Dame Elisabeth Frink CH RA
Born in Suffolk in 1930, Elisabeth Frink lived in Devon during the Second World War and studied at the Guildford School of Art and The Chelsea School of Art between 1947 and 1953. Though early in her career she was part of the post-war group of artists known as the “Geometry of Fear” school, she later forged her own distinctive artistic style which does not fit into any particular movement.
Frink’s subject matter mainly included male figures, animals and birds and touched on the themes of war, religion and the human condition. Her obituary in the Times noted the three essential focuses of her work as “the nature of Man; the ‘horseness’ of horses; and the divine in the human form”.
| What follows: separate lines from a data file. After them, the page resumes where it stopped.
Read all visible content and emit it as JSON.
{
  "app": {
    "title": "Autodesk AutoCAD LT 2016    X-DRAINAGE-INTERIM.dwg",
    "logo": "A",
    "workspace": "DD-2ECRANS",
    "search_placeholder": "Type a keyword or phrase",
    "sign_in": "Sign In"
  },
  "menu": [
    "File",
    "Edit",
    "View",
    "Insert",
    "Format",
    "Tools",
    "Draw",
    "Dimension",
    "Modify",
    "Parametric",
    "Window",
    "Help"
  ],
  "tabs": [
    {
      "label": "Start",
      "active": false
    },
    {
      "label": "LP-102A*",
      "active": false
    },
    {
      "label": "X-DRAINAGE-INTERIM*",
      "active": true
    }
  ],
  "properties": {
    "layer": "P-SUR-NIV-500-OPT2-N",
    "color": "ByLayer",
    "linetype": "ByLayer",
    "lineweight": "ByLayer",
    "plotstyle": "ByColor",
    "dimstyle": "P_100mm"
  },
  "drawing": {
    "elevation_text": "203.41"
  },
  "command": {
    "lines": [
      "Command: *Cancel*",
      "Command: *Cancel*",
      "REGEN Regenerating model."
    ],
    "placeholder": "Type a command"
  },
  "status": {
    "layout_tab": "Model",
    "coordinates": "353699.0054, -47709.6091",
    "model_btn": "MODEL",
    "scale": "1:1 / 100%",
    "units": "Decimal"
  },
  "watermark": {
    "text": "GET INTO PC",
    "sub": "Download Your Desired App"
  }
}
Frink created around 400 sculptures over the course of her career and always worked quickly and independently. Frink’s process of creation involved adding plaster to an armature of metal rods and wire. The artist would then shape the dried plaster with an axe, chisels and files and cast the plaster model in bronze. The heavily worked surface of the sculptures often retain the Frink’s finger marks, showing the artist’s direct relationship with her material.
‘Easter Head I’ is an example of one of Frink’s many male busts. Slightly larger-than-life, the face has the warped features – shallow brow and thick lips – which are characteristic of Frink’s human figures. Though best known for her bronze sculptures, Frink also worked in other mediums such as print and textiles. In both the print ‘The Resting Horse’ and the carpet ‘On the Road to Chartes’, the blocks of colour have a 3-dimensional quality, which makes the works almost sculptural.